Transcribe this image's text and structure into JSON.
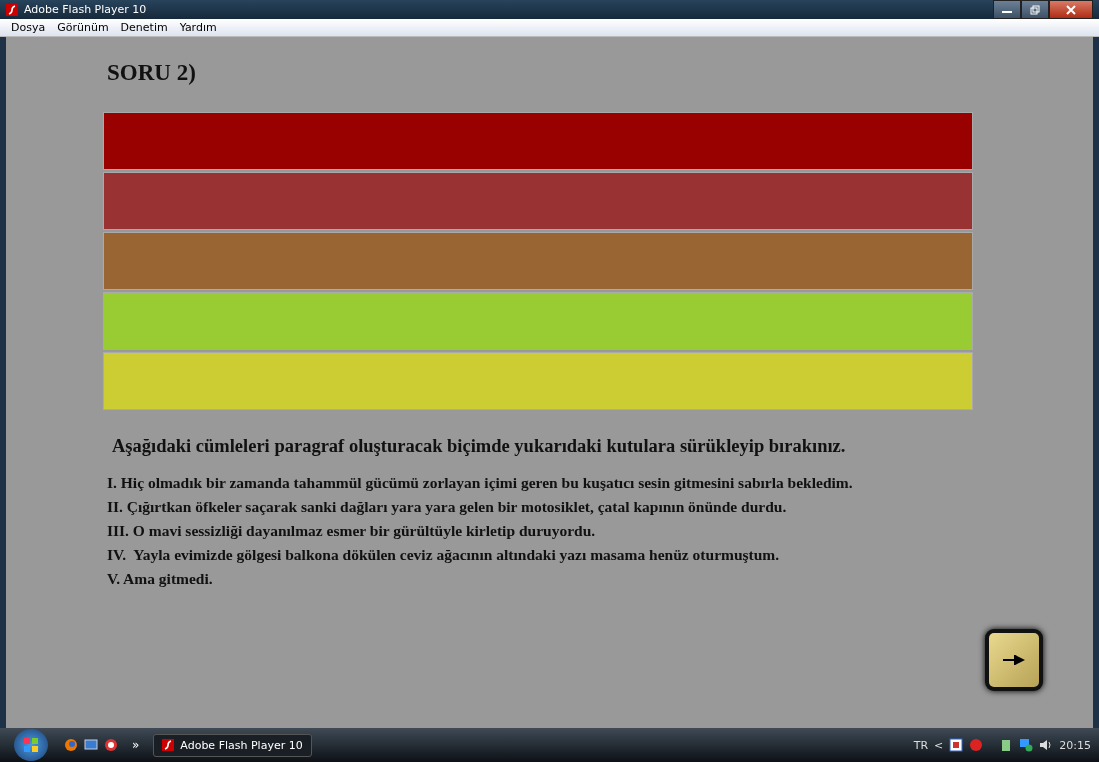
{
  "window": {
    "title": "Adobe Flash Player 10"
  },
  "menu": [
    "Dosya",
    "Görünüm",
    "Denetim",
    "Yardım"
  ],
  "question": {
    "title": "SORU 2)",
    "drop_boxes": [
      {
        "color": "#990000"
      },
      {
        "color": "#993333"
      },
      {
        "color": "#996633"
      },
      {
        "color": "#99cc33"
      },
      {
        "color": "#cccc33"
      }
    ],
    "instruction": "Aşağıdaki cümleleri paragraf oluşturacak biçimde yukarıdaki kutulara sürükleyip bırakınız.",
    "sentences": [
      "I. Hiç olmadık bir zamanda tahammül gücümü zorlayan içimi geren bu kuşatıcı sesin gitmesini sabırla bekledim.",
      "II. Çığırtkan öfkeler saçarak sanki dağları yara yara gelen bir motosiklet, çatal kapının önünde durdu.",
      "III. O mavi sessizliği dayanılmaz esmer bir gürültüyle kirletip duruyordu.",
      "IV.  Yayla evimizde gölgesi balkona dökülen ceviz ağacının altındaki yazı masama henüz oturmuştum.",
      "V. Ama gitmedi."
    ]
  },
  "taskbar": {
    "overflow": "»",
    "task": "Adobe Flash Player 10",
    "language": "TR",
    "tray_arrow": "<",
    "time": "20:15"
  }
}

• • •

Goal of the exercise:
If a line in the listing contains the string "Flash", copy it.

Task result:
    "title": "Adobe Flash Player 10"
    "task": "Adobe Flash Player 10",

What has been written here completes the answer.